» Extracted records:
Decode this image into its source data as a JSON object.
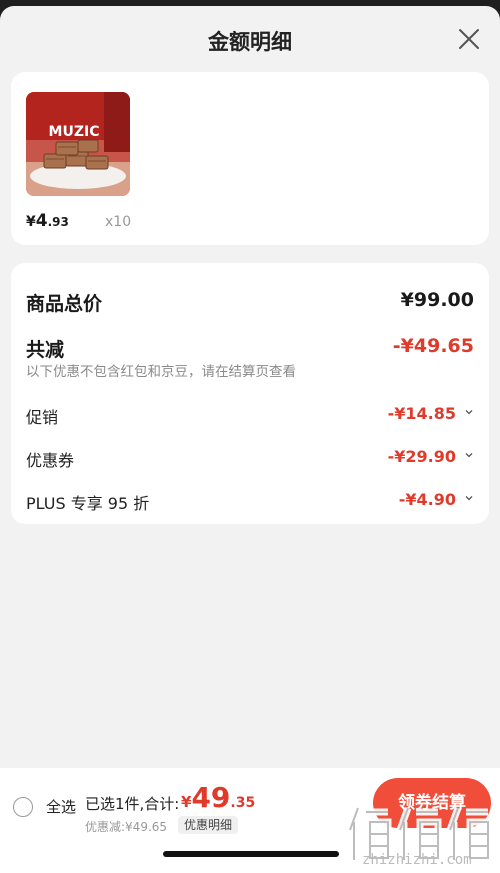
{
  "header": {
    "title": "金额明细"
  },
  "product": {
    "image_brand": "MUZIC",
    "price_symbol": "¥",
    "price_int": "4",
    "price_dec": ".93",
    "quantity": "x10"
  },
  "detail": {
    "total_label": "商品总价",
    "total_value": "¥99.00",
    "reduce_label": "共减",
    "reduce_value": "-¥49.65",
    "note": "以下优惠不包含红包和京豆，请在结算页查看",
    "items": [
      {
        "label": "促销",
        "value": "-¥14.85"
      },
      {
        "label": "优惠券",
        "value": "-¥29.90"
      },
      {
        "label": "PLUS 专享 95 折",
        "value": "-¥4.90"
      }
    ]
  },
  "bottom": {
    "select_all": "全选",
    "selected": "已选1件,合计:",
    "total_symbol": "¥",
    "total_int": "49",
    "total_dec": ".35",
    "discount_note": "优惠减:¥49.65",
    "detail_tag": "优惠明细",
    "checkout": "领券结算",
    "watermark_text": "zhizhizhi.com",
    "watermark_logo": "值 | 值 | 值"
  },
  "colors": {
    "accent": "#e03a2a",
    "button": "#f04e3a",
    "sheet_bg": "#f2f2f2"
  }
}
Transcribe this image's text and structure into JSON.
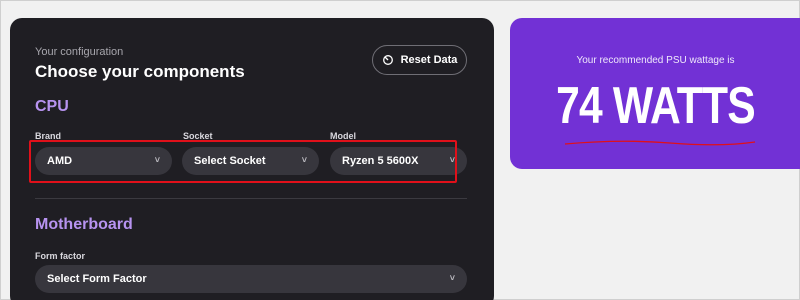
{
  "config": {
    "subtitle": "Your configuration",
    "title": "Choose your components",
    "reset_label": "Reset Data",
    "reset_icon": "refresh-icon"
  },
  "cpu": {
    "heading": "CPU",
    "brand": {
      "label": "Brand",
      "value": "AMD"
    },
    "socket": {
      "label": "Socket",
      "value": "Select Socket"
    },
    "model": {
      "label": "Model",
      "value": "Ryzen 5 5600X"
    }
  },
  "motherboard": {
    "heading": "Motherboard",
    "form_factor": {
      "label": "Form factor",
      "value": "Select Form Factor"
    }
  },
  "result": {
    "label": "Your recommended PSU wattage is",
    "value": "74 WATTS"
  },
  "colors": {
    "panel": "#1f1e23",
    "accent": "#b793f0",
    "result_bg": "#7231d5",
    "highlight": "#e0101a"
  }
}
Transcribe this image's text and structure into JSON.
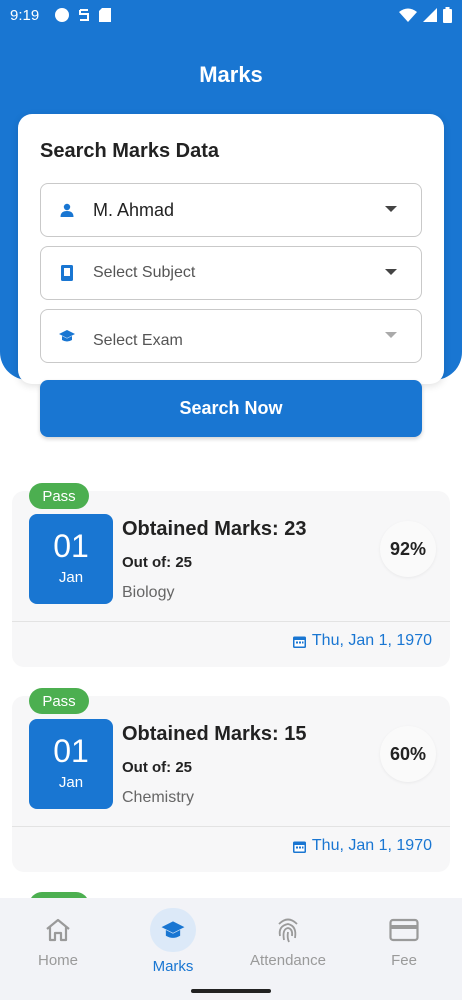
{
  "status_bar": {
    "time": "9:19"
  },
  "header": {
    "title": "Marks"
  },
  "search": {
    "title": "Search Marks Data",
    "student_value": "M. Ahmad",
    "subject_placeholder": "Select Subject",
    "exam_placeholder": "Select Exam",
    "button_label": "Search Now"
  },
  "marks": [
    {
      "status": "Pass",
      "day": "01",
      "month": "Jan",
      "obtained": "Obtained Marks: 23",
      "out_of": "Out of: 25",
      "subject": "Biology",
      "percent": "92%",
      "date": "Thu, Jan 1, 1970"
    },
    {
      "status": "Pass",
      "day": "01",
      "month": "Jan",
      "obtained": "Obtained Marks: 15",
      "out_of": "Out of: 25",
      "subject": "Chemistry",
      "percent": "60%",
      "date": "Thu, Jan 1, 1970"
    }
  ],
  "bottom_nav": {
    "items": [
      {
        "label": "Home",
        "icon": "home-icon"
      },
      {
        "label": "Marks",
        "icon": "graduation-cap-icon"
      },
      {
        "label": "Attendance",
        "icon": "fingerprint-icon"
      },
      {
        "label": "Fee",
        "icon": "credit-card-icon"
      }
    ],
    "active": "Marks"
  },
  "colors": {
    "primary": "#1976d2",
    "pass": "#4caf50"
  }
}
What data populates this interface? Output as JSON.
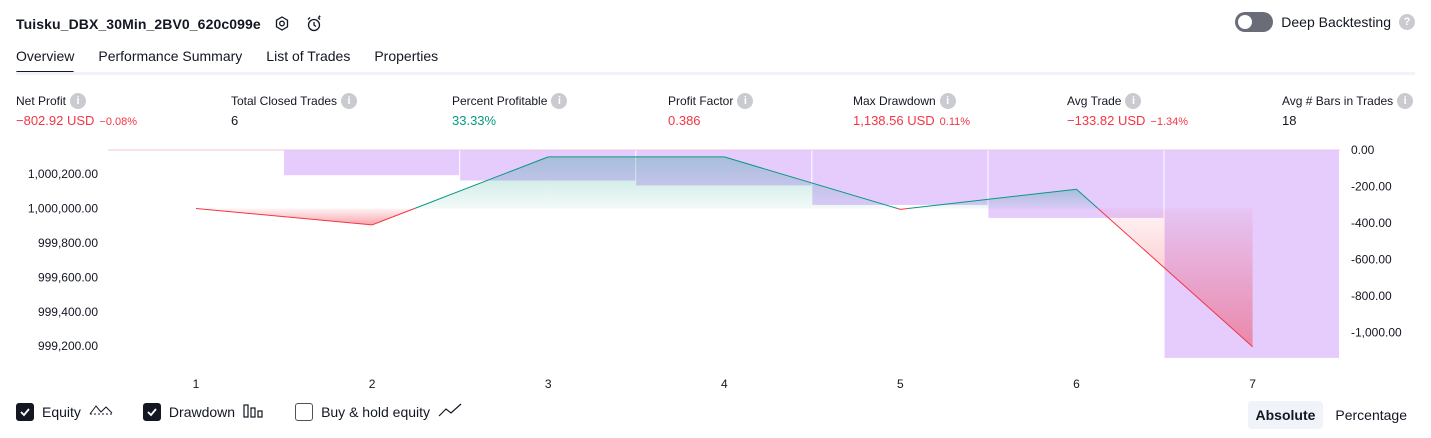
{
  "header": {
    "strategy_name": "Tuisku_DBX_30Min_2BV0_620c099e",
    "settings_icon": "gear-icon",
    "alert_icon": "alarm-clock-icon"
  },
  "deep_backtesting": {
    "label": "Deep Backtesting",
    "enabled": false,
    "help": "?"
  },
  "tabs": [
    {
      "label": "Overview",
      "active": true
    },
    {
      "label": "Performance Summary",
      "active": false
    },
    {
      "label": "List of Trades",
      "active": false
    },
    {
      "label": "Properties",
      "active": false
    }
  ],
  "metrics": [
    {
      "label": "Net Profit",
      "value": "−802.92 USD",
      "sub": "−0.08%",
      "color": "red"
    },
    {
      "label": "Total Closed Trades",
      "value": "6",
      "sub": "",
      "color": "dark"
    },
    {
      "label": "Percent Profitable",
      "value": "33.33%",
      "sub": "",
      "color": "green"
    },
    {
      "label": "Profit Factor",
      "value": "0.386",
      "sub": "",
      "color": "red"
    },
    {
      "label": "Max Drawdown",
      "value": "1,138.56 USD",
      "sub": "0.11%",
      "color": "red"
    },
    {
      "label": "Avg Trade",
      "value": "−133.82 USD",
      "sub": "−1.34%",
      "color": "red"
    },
    {
      "label": "Avg # Bars in Trades",
      "value": "18",
      "sub": "",
      "color": "dark"
    }
  ],
  "chart_data": {
    "type": "line",
    "x": [
      1,
      2,
      3,
      4,
      5,
      6,
      7
    ],
    "x_ticks": [
      "1",
      "2",
      "3",
      "4",
      "5",
      "6",
      "7"
    ],
    "equity": {
      "values": [
        1000000.0,
        999904.84,
        1000300.0,
        1000300.0,
        999995.0,
        1000112.0,
        999197.08
      ],
      "baseline": 1000000.0,
      "ylim": [
        999120.0,
        1000340.0
      ],
      "y_ticks": [
        "1,000,200.00",
        "1,000,000.00",
        "999,800.00",
        "999,600.00",
        "999,400.00",
        "999,200.00"
      ],
      "y_tick_values": [
        1000200,
        1000000,
        999800,
        999600,
        999400,
        999200
      ],
      "color_up": "#089981",
      "color_down": "#f23645"
    },
    "drawdown": {
      "values": [
        0,
        -138,
        -167,
        -194,
        -301,
        -372,
        -1138.56
      ],
      "ylim": [
        -1150,
        0
      ],
      "y_ticks": [
        "0.00",
        "-200.00",
        "-400.00",
        "-600.00",
        "-800.00",
        "-1,000.00"
      ],
      "y_tick_values": [
        0,
        -200,
        -400,
        -600,
        -800,
        -1000
      ],
      "color": "#e1c3fd"
    },
    "grid": false
  },
  "legend": [
    {
      "label": "Equity",
      "checked": true,
      "icon": "equity-line-icon"
    },
    {
      "label": "Drawdown",
      "checked": true,
      "icon": "drawdown-bars-icon"
    },
    {
      "label": "Buy & hold equity",
      "checked": false,
      "icon": "buy-hold-line-icon"
    }
  ],
  "modes": [
    {
      "label": "Absolute",
      "active": true
    },
    {
      "label": "Percentage",
      "active": false
    }
  ]
}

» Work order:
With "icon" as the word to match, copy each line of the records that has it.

» Output:
    "reset_icon": "refresh-icon"
        "icon": "home-icon"
        "icon": "graduation-cap-icon"
        "icon": "fingerprint-icon"
        "icon": "credit-card-icon"
    "settings_icon": "gear-icon",
    "alert_icon": "alarm-clock-icon"
      "icon": "equity-line-icon"
      "icon": "drawdown-bars-icon"
      "icon": "buy-hold-line-icon"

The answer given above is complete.